versions of "Moon River
." You see, there are all these other contracts about
publsihng and royalties that are part of the label's revenue stream. The label or producer decides
who actually plays on sessions, hence only Dick Dale
and occasionally Art Munson
his band are on the Capitol
A staff producer is assigned to a project. He may have no idea at all what the band sounds like, wants
to sound like, or even what Rock 'n Roll is. Mitch Miller
produced the early Paul Revere & The
Mitch bloody Miller!
At least it wasn't Lawrence Welk
Engineers In Lab Coats
Engineers often ran sixties sessions technically, insisting musicians play quietly and pristinely,
telling them they would make it come out loud later. As the Syndicate of Sound were told
at Golden State Recorders, you play softly in there, and I make it come out loud here. Not
true, of course, since the distortion and other characteristics of pushed limits is just not there.
Musicians are better off today, in part because of a revolution started by the Grateful Dead
They were upset at the butcher job RCA Hollywood staff producer Dave Hassinger
did on their
first album. Hassinger had likewise damaged The Rolling Stones
and Electric Prunes
there, and countless others with HIS

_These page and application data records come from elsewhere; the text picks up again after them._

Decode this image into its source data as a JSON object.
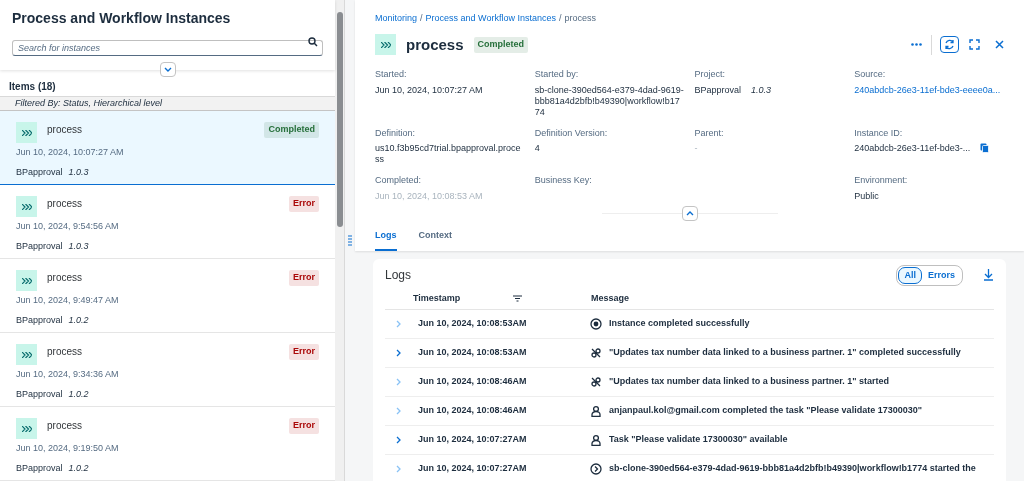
{
  "list_panel": {
    "title": "Process and Workflow Instances",
    "search": {
      "placeholder": "Search for instances"
    },
    "items_header": "Items (18)",
    "filter_info": "Filtered By: Status, Hierarchical level",
    "items": [
      {
        "name": "process",
        "status": "Completed",
        "color": "#256f3a",
        "time": "Jun 10, 2024, 10:07:27 AM",
        "project": "BPapproval",
        "version": "1.0.3",
        "selected": true
      },
      {
        "name": "process",
        "status": "Error",
        "color": "#aa0808",
        "time": "Jun 10, 2024, 9:54:56 AM",
        "project": "BPapproval",
        "version": "1.0.3",
        "selected": false
      },
      {
        "name": "process",
        "status": "Error",
        "color": "#aa0808",
        "time": "Jun 10, 2024, 9:49:47 AM",
        "project": "BPapproval",
        "version": "1.0.2",
        "selected": false
      },
      {
        "name": "process",
        "status": "Error",
        "color": "#aa0808",
        "time": "Jun 10, 2024, 9:34:36 AM",
        "project": "BPapproval",
        "version": "1.0.2",
        "selected": false
      },
      {
        "name": "process",
        "status": "Error",
        "color": "#aa0808",
        "time": "Jun 10, 2024, 9:19:50 AM",
        "project": "BPapproval",
        "version": "1.0.2",
        "selected": false
      }
    ]
  },
  "detail": {
    "breadcrumb": {
      "separator": "/",
      "items": [
        "Monitoring",
        "Process and Workflow Instances",
        "process"
      ]
    },
    "title": "process",
    "status": "Completed",
    "color": "#256f3a",
    "fields": [
      {
        "label": "Started:",
        "value": "Jun 10, 2024, 10:07:27 AM",
        "kind": "text"
      },
      {
        "label": "Started by:",
        "value": "sb-clone-390ed564-e379-4dad-9619-bbb81a4d2bfb!b49390|workflow!b1774",
        "kind": "text"
      },
      {
        "label": "Project:",
        "value": "BPapproval",
        "version": "1.0.3",
        "kind": "project"
      },
      {
        "label": "Source:",
        "value": "240abdcb-26e3-11ef-bde3-eeee0a...",
        "kind": "link"
      },
      {
        "label": "Definition:",
        "value": "us10.f3b95cd7trial.bpapproval.process",
        "kind": "text"
      },
      {
        "label": "Definition Version:",
        "value": "4",
        "kind": "text"
      },
      {
        "label": "Parent:",
        "value": "-",
        "kind": "muted"
      },
      {
        "label": "Instance ID:",
        "value": "240abdcb-26e3-11ef-bde3-...",
        "kind": "copy"
      },
      {
        "label": "Completed:",
        "value": "Jun 10, 2024, 10:08:53 AM",
        "kind": "muted"
      },
      {
        "label": "Business Key:",
        "kind": "text"
      },
      {
        "kind": "empty"
      },
      {
        "label": "Environment:",
        "value": "Public",
        "kind": "text"
      }
    ],
    "tabs": [
      {
        "label": "Logs",
        "selected": true
      },
      {
        "label": "Context",
        "selected": false
      }
    ],
    "logs": {
      "title": "Logs",
      "filters": [
        {
          "label": "All",
          "selected": true
        },
        {
          "label": "Errors",
          "selected": false
        }
      ],
      "columns": [
        "Timestamp",
        "Message"
      ],
      "rows": [
        {
          "timestamp": "Jun 10, 2024, 10:08:53AM",
          "message": "Instance completed successfully",
          "kind": "end",
          "emphasized": false
        },
        {
          "timestamp": "Jun 10, 2024, 10:08:53AM",
          "message": "\"Updates tax number data linked to a business partner. 1\" completed successfully",
          "kind": "service",
          "emphasized": true
        },
        {
          "timestamp": "Jun 10, 2024, 10:08:46AM",
          "message": "\"Updates tax number data linked to a business partner. 1\" started",
          "kind": "service",
          "emphasized": false
        },
        {
          "timestamp": "Jun 10, 2024, 10:08:46AM",
          "message": "anjanpaul.kol@gmail.com completed the task \"Please validate 17300030\"",
          "kind": "user",
          "emphasized": false
        },
        {
          "timestamp": "Jun 10, 2024, 10:07:27AM",
          "message": "Task \"Please validate 17300030\" available",
          "kind": "user",
          "emphasized": true
        },
        {
          "timestamp": "Jun 10, 2024, 10:07:27AM",
          "message": "sb-clone-390ed564-e379-4dad-9619-bbb81a4d2bfb!b49390|workflow!b1774 started the",
          "kind": "start",
          "emphasized": false
        }
      ]
    }
  }
}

formula sound. The Dead refused to go back
into the studio unless they could control the situation. While they were on strike, Warner

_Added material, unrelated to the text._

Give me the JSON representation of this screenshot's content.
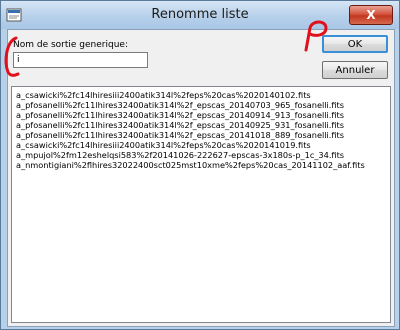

issued an interim album Anthem of the Sun
, culled from live tapes
recorded in Seattle, Portland, and LA, badly edited, and poorly mixed by Hassinger. So the story goes,
Warner Brothers sent an ace contract lawyer to their Haight-Ashbury house to convince the boys to
come back into the fold. He found them sitting on the stoop of their band house, and began his pitch.
They generally ignored and verbally abused him. Exasperated, he exclaims "How do you ever expect
to become rich and famous if you don't make another album?" to which Pig Pen
in true Dead fashion "Buffalo Bill didn't make no album and he was rich and famous!" The
Warner Brothers representative left in frustration. Soon the label gave in, and they got artistic
Now What: Don't Take That Advance, You'll Live To Repay It!
The biggest risk continues to be the advance game. Bands tend to think of an advance as a signing
bonus, and believe in themselves so much that they have no doubt of their eventual multi-platinum
future. The trouble is, advances are essentially loans to the artist, with the royalties held as collateral.
When sales volumes don't materialize, the band must pay the money back. Even when it does, it is usually
years before the royalties overcome the advance amounts, and unless the band has been very careful,
they often never see any further money at all.
Label expenses can include everything from that limo ride they "gave" you to fees paid to
merchandisers, tour bus companies, producer percentages, cash-per-record-placed independent radio
promotions lizards, CD-of-the-month clubs, video producers if you get that far, music publishing if
you let them do it for you, and tour support. Some big hit makers have ended their careers owing the
labels big bucks.
It's also not just dollars for sales volume. It's dollars for sales volume after returns, promotional
copies and costs, expenses ad infinitum, and so on. If a band is foolish enough to let the label pay
for the recording sessions, they can find themselves in the hole for a hundred grand in no time at
all while the label owns the tapes.
Even if you DIY it, you have to get distribution, and collecting from that segment of the business
is easily as hard as anything you'll ever do. Some of them run on today's money paying off yesterday's
debt, and can't pay if they don't collect from the chain stores who pay really slowly, or the mom-and-pops
who often don't pay at all. And then there's the international market, where it can take years to
get just part of your funds out of the deal, if ever any at all.
DIY Your Way To The Top!
DIY your first disc, distribute by on the web, through online companies like CD Baby and Amazon,
by mail, and especially at shows. If you create a buzz, someone will sign you. If you don't, you have
nothing to worry about. Play for fun, and you might make it. Be careful if you do.
Oh, and good luck. Send me your releases, it's all part of your costs, and it's tax deductible as
a business expense. See, you're learning already.